Published: 22nd January 2019
How this American writer's attempt to debunk myths about Aurangzeb got her rape threats
A faculty at Rutgers University, New Jersey, Audrey Truschke wrote the biography of one of the most hated rulers in Indian history, a year back
Here's the story of a historian and a Mughal emperor, who lived four centuries apart. The modern-day narrative of the latter has often been one-sided, portraying him as a monster, so the former thought she might take a chance at debunking that story. The story of the emperor, Aurangzeb Alamgir. But when she decided to do so, the world was ineffably unkind to her. From death threats to abuses, the kind of wrath that Audrey Truschke, the author of Aurangzeb: The Man and the Myth had to go through was unimaginable.
For many, Aurangzeb was a bigot, a ruthless conqueror and a hatemonger, who destroyed temples and murdered hundreds of Hindus. But was that all about him? The book explores the other side of the sixth Mughal emperor, the third son of Shah Jahan, who was also a worthy Indian king.
The debates about this 17th century Mughal gained much momentum in 2015, when New Delhi's Aurangzeb Road was rechristened Dr APJ Abdul Kalam Road, owing to the myth of 'Aurangzeb, the villain'. So naturally, a year and a half later, when Truschke published her book, she was subjected to a lot of hatred, especially from the right wing. She obviously doesn't want to dust those leaves of memory, but she tells us that "it consists of graphic death and rape threats and severe anti-Semitism." But she has her own ways of dealing with it — Analyse, ignore, understand that it is rarely personal, check out of social media for a while and sip some wine.
Read out: The book is available for sale on Amazon (pic: Good Reads)
Truschke, an assistant professor at Rutgers University, New Jersey, begins the book by telling the reader the reason behind her authoring it — A Twitter message that asked her if she wanted to write an accessible biography of one of the Mughal kings. She tells us how she ended up picking Aurangzeb. "I wrote a biography of Aurangzeb Alamgir, in part, because I realised that I had been studying him for the better part of a decade already and had previously written very little about him.

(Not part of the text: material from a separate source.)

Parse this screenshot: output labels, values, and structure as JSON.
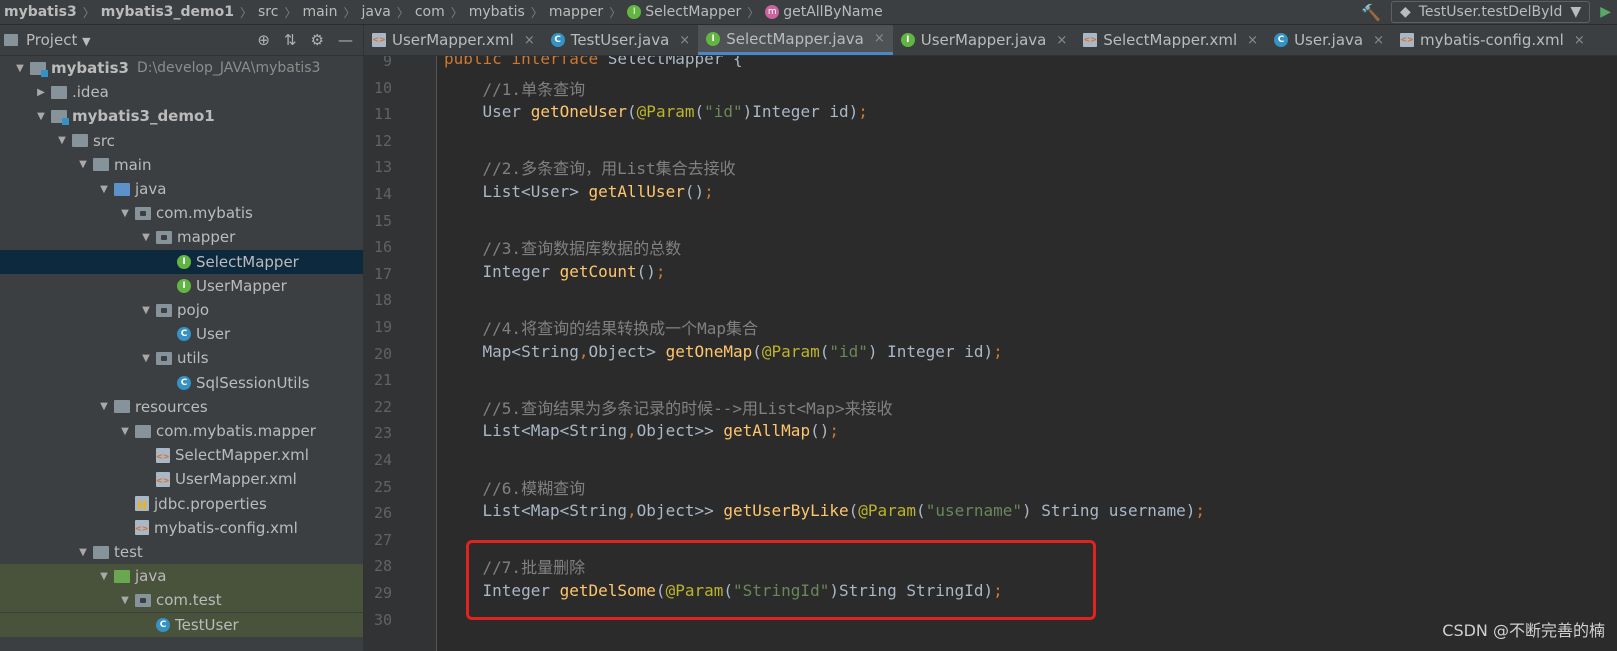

I spent roughly an additional two years researching specifically for the book."
At a time when Aurangzeb ki aulad (Aurangzeb's progeny) is considered a much-hated cuss phrase, we sought the reason behind the Indian society's loathing towards the emperor. This historian had the perfect answer. "Aurangzeb had always had his detractors. But, as I discuss in my book, colonial-era scholars are largely responsible for the strong demonisation of the king. For them, an evil Aurangzeb served the political purpose of making British colonial rule seem favorable by comparison," she explains, reminding us of a quote by Shashi Tharoor — "Because even God couldn’t trust the Englishman in the dark."
History is no fiction. Neither is it a fairytale. Hence, Truschke has no favourites there. She says that she studies historical figures because she finds them important and interesting and not because she likes them. She is currently working on a book that looks at Sanskrit historical texts that span from 1190 CE to 1720 CE and feature Muslim and Indo-Muslim political figures.
This academic goes on to explain what exactly is wrong with history education in today's India. "Perhaps the biggest issue that the history of education in India faces at the moment is the embrace of nationalist pride in the past above the pursuit of accuracy," she says. "History is not about feeling good about oneself but rather understanding and analysing the past," Trushcke signs off.